| Problem requirements |
Every record below is to be retyped exactly, with any pictures left out.

----

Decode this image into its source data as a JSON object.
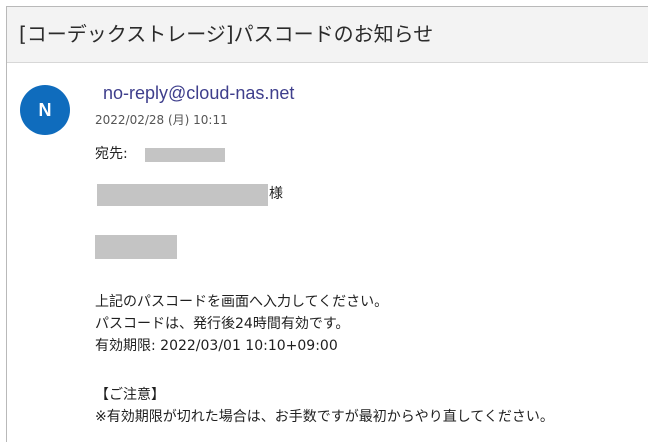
{
  "email": {
    "subject": "[コーデックストレージ]パスコードのお知らせ",
    "sender_initial": "N",
    "sender": "no-reply@cloud-nas.net",
    "date": "2022/02/28 (月) 10:11",
    "to_label": "宛先:",
    "honorific": "様",
    "body_lines": [
      "上記のパスコードを画面へ入力してください。",
      "パスコードは、発行後24時間有効です。",
      "有効期限: 2022/03/01 10:10+09:00"
    ],
    "notice_heading": "【ご注意】",
    "notice_text": "※有効期限が切れた場合は、お手数ですが最初からやり直してください。"
  },
  "colors": {
    "avatar": "#0f6cbd",
    "sender_link": "#3e3e8c",
    "redaction": "#c4c4c4"
  }
}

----

| Exercise response |
Decode this image into its source data as a JSON object.
{
  "email": {
    "subject": "[コーデックストレージ]パスコードのお知らせ",
    "sender_initial": "N",
    "sender": "no-reply@cloud-nas.net",
    "date": "2022/02/28 (月) 10:11",
    "to_label": "宛先:",
    "honorific": "様",
    "body_lines": [
      "上記のパスコードを画面へ入力してください。",
      "パスコードは、発行後24時間有効です。",
      "有効期限: 2022/03/01 10:10+09:00"
    ],
    "notice_heading": "【ご注意】",
    "notice_text": "※有効期限が切れた場合は、お手数ですが最初からやり直してください。"
  },
  "colors": {
    "avatar": "#0f6cbd",
    "sender_link": "#3e3e8c",
    "redaction": "#c4c4c4"
  }
}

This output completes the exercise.